In the linear model, the total program effect does not depend on individual characteristics. In the nonlinear model, however, subpopulations with different levels of contraceptive use can be subject to different multiplier effects and also total effects. Since the education level is a significant determinant of having used family planning, we provide in Panel C of Table 2 the total effect separately for women with low and high education. The results clearly demonstrate that both the total effect and the social multiplier are highersometimes substantially so for the high education subpopulation with a higher overall propensity of ever using family planning.
Effect of increasing the impact of social interactions: Table 2 present two effects of intensifying social interaction that measure the change in the total program effect (row A5) and in the social multiplier effect (row A8) that are caused by increasing the `strength'or parameter a or  of social interaction (see note 5 for the respective formal derivations). The estimates for the nonlinear model indicate that the effects of intensifying social interaction on the total effect are negative, while the effect of `more' social interaction on the social multiplier effect is positive. Intensified social interaction therefore reduces the total effect that results from program efforts, but since it also reduces the direct effect, the social multiplier defined as the ratio of total to direct effect slightly increases. While the results therefore do not classify social interaction as statusquo enforcing (which is defined as a negative effect of intensifying social interaction on the social multiplier), `more' social interaction would still be undesirable from a program standpoint because the total effects resulting from program efforts would decrease as a consequence of this intensified social interaction. Thus, any assumption that increasing the impact of social interactions must accelerate diffusion make it easier for family planning programs to achieve changes in the prevalence of contraceptive use is not supported by our preferred nonlinear estimates.
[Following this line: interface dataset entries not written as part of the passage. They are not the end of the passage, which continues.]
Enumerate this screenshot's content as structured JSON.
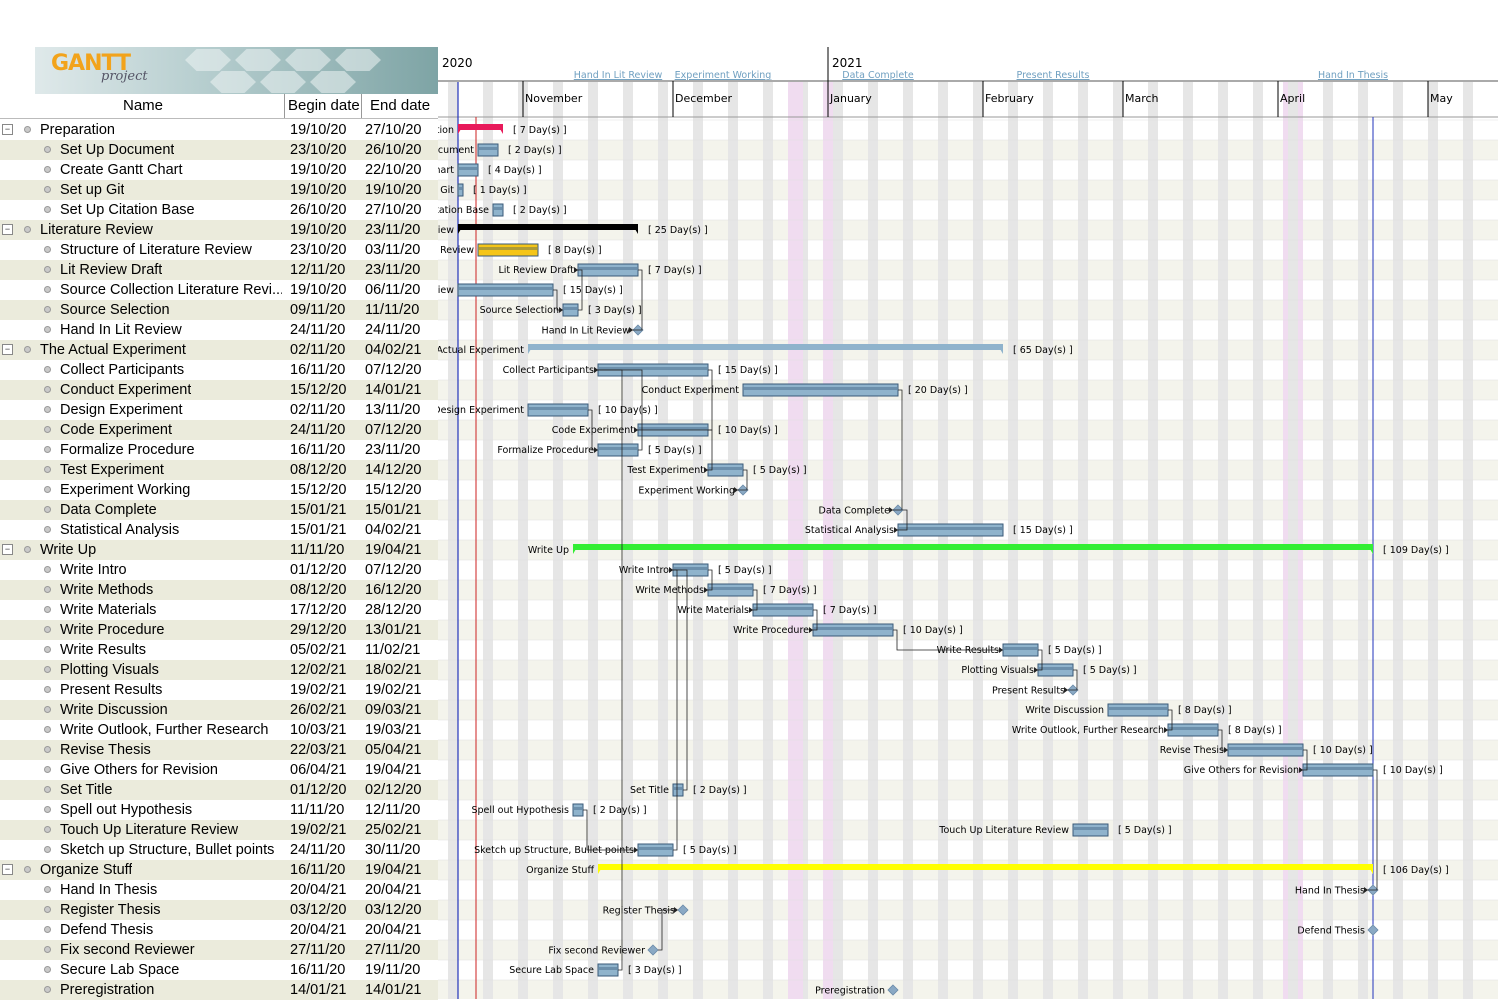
{
  "logo": {
    "word1": "GANTT",
    "word2": "project"
  },
  "table": {
    "headers": {
      "name": "Name",
      "begin": "Begin date",
      "end": "End date"
    },
    "rows": [
      {
        "level": 0,
        "name": "Preparation",
        "begin": "19/10/20",
        "end": "27/10/20"
      },
      {
        "level": 1,
        "name": "Set Up Document",
        "begin": "23/10/20",
        "end": "26/10/20"
      },
      {
        "level": 1,
        "name": "Create Gantt Chart",
        "begin": "19/10/20",
        "end": "22/10/20"
      },
      {
        "level": 1,
        "name": "Set up Git",
        "begin": "19/10/20",
        "end": "19/10/20"
      },
      {
        "level": 1,
        "name": "Set Up Citation Base",
        "begin": "26/10/20",
        "end": "27/10/20"
      },
      {
        "level": 0,
        "name": "Literature Review",
        "begin": "19/10/20",
        "end": "23/11/20"
      },
      {
        "level": 1,
        "name": "Structure of Literature Review",
        "begin": "23/10/20",
        "end": "03/11/20"
      },
      {
        "level": 1,
        "name": "Lit Review Draft",
        "begin": "12/11/20",
        "end": "23/11/20"
      },
      {
        "level": 1,
        "name": "Source Collection Literature Revi...",
        "begin": "19/10/20",
        "end": "06/11/20"
      },
      {
        "level": 1,
        "name": "Source Selection",
        "begin": "09/11/20",
        "end": "11/11/20"
      },
      {
        "level": 1,
        "name": "Hand In Lit Review",
        "begin": "24/11/20",
        "end": "24/11/20"
      },
      {
        "level": 0,
        "name": "The Actual Experiment",
        "begin": "02/11/20",
        "end": "04/02/21"
      },
      {
        "level": 1,
        "name": "Collect Participants",
        "begin": "16/11/20",
        "end": "07/12/20"
      },
      {
        "level": 1,
        "name": "Conduct Experiment",
        "begin": "15/12/20",
        "end": "14/01/21"
      },
      {
        "level": 1,
        "name": "Design Experiment",
        "begin": "02/11/20",
        "end": "13/11/20"
      },
      {
        "level": 1,
        "name": "Code Experiment",
        "begin": "24/11/20",
        "end": "07/12/20"
      },
      {
        "level": 1,
        "name": "Formalize Procedure",
        "begin": "16/11/20",
        "end": "23/11/20"
      },
      {
        "level": 1,
        "name": "Test Experiment",
        "begin": "08/12/20",
        "end": "14/12/20"
      },
      {
        "level": 1,
        "name": "Experiment Working",
        "begin": "15/12/20",
        "end": "15/12/20"
      },
      {
        "level": 1,
        "name": "Data Complete",
        "begin": "15/01/21",
        "end": "15/01/21"
      },
      {
        "level": 1,
        "name": "Statistical Analysis",
        "begin": "15/01/21",
        "end": "04/02/21"
      },
      {
        "level": 0,
        "name": "Write Up",
        "begin": "11/11/20",
        "end": "19/04/21"
      },
      {
        "level": 1,
        "name": "Write Intro",
        "begin": "01/12/20",
        "end": "07/12/20"
      },
      {
        "level": 1,
        "name": "Write Methods",
        "begin": "08/12/20",
        "end": "16/12/20"
      },
      {
        "level": 1,
        "name": "Write Materials",
        "begin": "17/12/20",
        "end": "28/12/20"
      },
      {
        "level": 1,
        "name": "Write Procedure",
        "begin": "29/12/20",
        "end": "13/01/21"
      },
      {
        "level": 1,
        "name": "Write Results",
        "begin": "05/02/21",
        "end": "11/02/21"
      },
      {
        "level": 1,
        "name": "Plotting Visuals",
        "begin": "12/02/21",
        "end": "18/02/21"
      },
      {
        "level": 1,
        "name": "Present Results",
        "begin": "19/02/21",
        "end": "19/02/21"
      },
      {
        "level": 1,
        "name": "Write Discussion",
        "begin": "26/02/21",
        "end": "09/03/21"
      },
      {
        "level": 1,
        "name": "Write Outlook, Further Research",
        "begin": "10/03/21",
        "end": "19/03/21"
      },
      {
        "level": 1,
        "name": "Revise Thesis",
        "begin": "22/03/21",
        "end": "05/04/21"
      },
      {
        "level": 1,
        "name": "Give Others for Revision",
        "begin": "06/04/21",
        "end": "19/04/21"
      },
      {
        "level": 1,
        "name": "Set Title",
        "begin": "01/12/20",
        "end": "02/12/20"
      },
      {
        "level": 1,
        "name": "Spell out Hypothesis",
        "begin": "11/11/20",
        "end": "12/11/20"
      },
      {
        "level": 1,
        "name": "Touch Up Literature Review",
        "begin": "19/02/21",
        "end": "25/02/21"
      },
      {
        "level": 1,
        "name": "Sketch up Structure, Bullet points",
        "begin": "24/11/20",
        "end": "30/11/20"
      },
      {
        "level": 0,
        "name": "Organize Stuff",
        "begin": "16/11/20",
        "end": "19/04/21"
      },
      {
        "level": 1,
        "name": "Hand In Thesis",
        "begin": "20/04/21",
        "end": "20/04/21"
      },
      {
        "level": 1,
        "name": "Register Thesis",
        "begin": "03/12/20",
        "end": "03/12/20"
      },
      {
        "level": 1,
        "name": "Defend Thesis",
        "begin": "20/04/21",
        "end": "20/04/21"
      },
      {
        "level": 1,
        "name": "Fix second Reviewer",
        "begin": "27/11/20",
        "end": "27/11/20"
      },
      {
        "level": 1,
        "name": "Secure Lab Space",
        "begin": "16/11/20",
        "end": "19/11/20"
      },
      {
        "level": 1,
        "name": "Preregistration",
        "begin": "14/01/21",
        "end": "14/01/21"
      }
    ]
  },
  "timeline": {
    "years": [
      "2020",
      "2021"
    ],
    "months": [
      "November",
      "December",
      "January",
      "February",
      "March",
      "April",
      "May"
    ],
    "start_date": "2020-10-19",
    "today_label_note": "",
    "top_milestones": [
      "Hand In Lit Review",
      "Experiment Working",
      "Data Complete",
      "Present Results",
      "Hand In Thesis"
    ]
  },
  "chart_bars": [
    {
      "row": 0,
      "type": "summary",
      "label": "Preparation",
      "start": "2020-10-19",
      "end": "2020-10-27",
      "dur": "[ 7 Day(s) ]",
      "color": "#e8195a"
    },
    {
      "row": 1,
      "type": "task",
      "label": "Set Up Document",
      "start": "2020-10-23",
      "end": "2020-10-26",
      "dur": "[ 2 Day(s) ]"
    },
    {
      "row": 2,
      "type": "task",
      "label": "Create Gantt Chart",
      "start": "2020-10-19",
      "end": "2020-10-22",
      "dur": "[ 4 Day(s) ]"
    },
    {
      "row": 3,
      "type": "task",
      "label": "Set up Git",
      "start": "2020-10-19",
      "end": "2020-10-19",
      "dur": "[ 1 Day(s) ]"
    },
    {
      "row": 4,
      "type": "task",
      "label": "Set Up Citation Base",
      "start": "2020-10-26",
      "end": "2020-10-27",
      "dur": "[ 2 Day(s) ]"
    },
    {
      "row": 5,
      "type": "summary",
      "label": "Literature Review",
      "start": "2020-10-19",
      "end": "2020-11-23",
      "dur": "[ 25 Day(s) ]",
      "color": "#000000"
    },
    {
      "row": 6,
      "type": "task",
      "label": "Structure of Literature Review",
      "start": "2020-10-23",
      "end": "2020-11-03",
      "dur": "[ 8 Day(s) ]",
      "color": "#f5c518"
    },
    {
      "row": 7,
      "type": "task",
      "label": "Lit Review Draft",
      "start": "2020-11-12",
      "end": "2020-11-23",
      "dur": "[ 7 Day(s) ]"
    },
    {
      "row": 8,
      "type": "task",
      "label": "Source Collection Literature Review",
      "start": "2020-10-19",
      "end": "2020-11-06",
      "dur": "[ 15 Day(s) ]"
    },
    {
      "row": 9,
      "type": "task",
      "label": "Source Selection",
      "start": "2020-11-09",
      "end": "2020-11-11",
      "dur": "[ 3 Day(s) ]"
    },
    {
      "row": 10,
      "type": "milestone",
      "label": "Hand In Lit Review",
      "start": "2020-11-24"
    },
    {
      "row": 11,
      "type": "summary",
      "label": "The Actual Experiment",
      "start": "2020-11-02",
      "end": "2021-02-04",
      "dur": "[ 65 Day(s) ]",
      "color": "#8fb3cc"
    },
    {
      "row": 12,
      "type": "task",
      "label": "Collect Participants",
      "start": "2020-11-16",
      "end": "2020-12-07",
      "dur": "[ 15 Day(s) ]"
    },
    {
      "row": 13,
      "type": "task",
      "label": "Conduct Experiment",
      "start": "2020-12-15",
      "end": "2021-01-14",
      "dur": "[ 20 Day(s) ]"
    },
    {
      "row": 14,
      "type": "task",
      "label": "Design Experiment",
      "start": "2020-11-02",
      "end": "2020-11-13",
      "dur": "[ 10 Day(s) ]"
    },
    {
      "row": 15,
      "type": "task",
      "label": "Code Experiment",
      "start": "2020-11-24",
      "end": "2020-12-07",
      "dur": "[ 10 Day(s) ]"
    },
    {
      "row": 16,
      "type": "task",
      "label": "Formalize Procedure",
      "start": "2020-11-16",
      "end": "2020-11-23",
      "dur": "[ 5 Day(s) ]"
    },
    {
      "row": 17,
      "type": "task",
      "label": "Test Experiment",
      "start": "2020-12-08",
      "end": "2020-12-14",
      "dur": "[ 5 Day(s) ]"
    },
    {
      "row": 18,
      "type": "milestone",
      "label": "Experiment Working",
      "start": "2020-12-15"
    },
    {
      "row": 19,
      "type": "milestone",
      "label": "Data Complete",
      "start": "2021-01-15"
    },
    {
      "row": 20,
      "type": "task",
      "label": "Statistical Analysis",
      "start": "2021-01-15",
      "end": "2021-02-04",
      "dur": "[ 15 Day(s) ]"
    },
    {
      "row": 21,
      "type": "summary",
      "label": "Write Up",
      "start": "2020-11-11",
      "end": "2021-04-19",
      "dur": "[ 109 Day(s) ]",
      "color": "#33ee33"
    },
    {
      "row": 22,
      "type": "task",
      "label": "Write Intro",
      "start": "2020-12-01",
      "end": "2020-12-07",
      "dur": "[ 5 Day(s) ]"
    },
    {
      "row": 23,
      "type": "task",
      "label": "Write Methods",
      "start": "2020-12-08",
      "end": "2020-12-16",
      "dur": "[ 7 Day(s) ]"
    },
    {
      "row": 24,
      "type": "task",
      "label": "Write Materials",
      "start": "2020-12-17",
      "end": "2020-12-28",
      "dur": "[ 7 Day(s) ]"
    },
    {
      "row": 25,
      "type": "task",
      "label": "Write Procedure",
      "start": "2020-12-29",
      "end": "2021-01-13",
      "dur": "[ 10 Day(s) ]"
    },
    {
      "row": 26,
      "type": "task",
      "label": "Write Results",
      "start": "2021-02-05",
      "end": "2021-02-11",
      "dur": "[ 5 Day(s) ]"
    },
    {
      "row": 27,
      "type": "task",
      "label": "Plotting Visuals",
      "start": "2021-02-12",
      "end": "2021-02-18",
      "dur": "[ 5 Day(s) ]"
    },
    {
      "row": 28,
      "type": "milestone",
      "label": "Present Results",
      "start": "2021-02-19"
    },
    {
      "row": 29,
      "type": "task",
      "label": "Write Discussion",
      "start": "2021-02-26",
      "end": "2021-03-09",
      "dur": "[ 8 Day(s) ]"
    },
    {
      "row": 30,
      "type": "task",
      "label": "Write Outlook, Further Research",
      "start": "2021-03-10",
      "end": "2021-03-19",
      "dur": "[ 8 Day(s) ]"
    },
    {
      "row": 31,
      "type": "task",
      "label": "Revise Thesis",
      "start": "2021-03-22",
      "end": "2021-04-05",
      "dur": "[ 10 Day(s) ]"
    },
    {
      "row": 32,
      "type": "task",
      "label": "Give Others for Revision",
      "start": "2021-04-06",
      "end": "2021-04-19",
      "dur": "[ 10 Day(s) ]"
    },
    {
      "row": 33,
      "type": "task",
      "label": "Set Title",
      "start": "2020-12-01",
      "end": "2020-12-02",
      "dur": "[ 2 Day(s) ]"
    },
    {
      "row": 34,
      "type": "task",
      "label": "Spell out Hypothesis",
      "start": "2020-11-11",
      "end": "2020-11-12",
      "dur": "[ 2 Day(s) ]"
    },
    {
      "row": 35,
      "type": "task",
      "label": "Touch Up Literature Review",
      "start": "2021-02-19",
      "end": "2021-02-25",
      "dur": "[ 5 Day(s) ]"
    },
    {
      "row": 36,
      "type": "task",
      "label": "Sketch up Structure, Bullet points",
      "start": "2020-11-24",
      "end": "2020-11-30",
      "dur": "[ 5 Day(s) ]"
    },
    {
      "row": 37,
      "type": "summary",
      "label": "Organize Stuff",
      "start": "2020-11-16",
      "end": "2021-04-19",
      "dur": "[ 106 Day(s) ]",
      "color": "#ffff00"
    },
    {
      "row": 38,
      "type": "milestone",
      "label": "Hand In Thesis",
      "start": "2021-04-20"
    },
    {
      "row": 39,
      "type": "milestone",
      "label": "Register Thesis",
      "start": "2020-12-03"
    },
    {
      "row": 40,
      "type": "milestone",
      "label": "Defend Thesis",
      "start": "2021-04-20"
    },
    {
      "row": 41,
      "type": "milestone",
      "label": "Fix second Reviewer",
      "start": "2020-11-27"
    },
    {
      "row": 42,
      "type": "task",
      "label": "Secure Lab Space",
      "start": "2020-11-16",
      "end": "2020-11-19",
      "dur": "[ 3 Day(s) ]"
    },
    {
      "row": 43,
      "type": "milestone",
      "label": "Preregistration",
      "start": "2021-01-14"
    }
  ],
  "colors": {
    "task_bar": "#8fb3cc",
    "task_bar_border": "#3a5a78",
    "milestone": "#8aa9c4",
    "weekend": "#e6e6e6",
    "holiday": "#f0dcf0",
    "row_alt": "#ebebdc"
  }
}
The linear estimates, as noted, imply a positive effect of increasing social interaction on both the social multiplier and the total program effect, and the linear estimates thus suggest the opposite effect of intensifying interaction on the total effect as compared to the nonlinear estimates (so the signs are negative in row B5).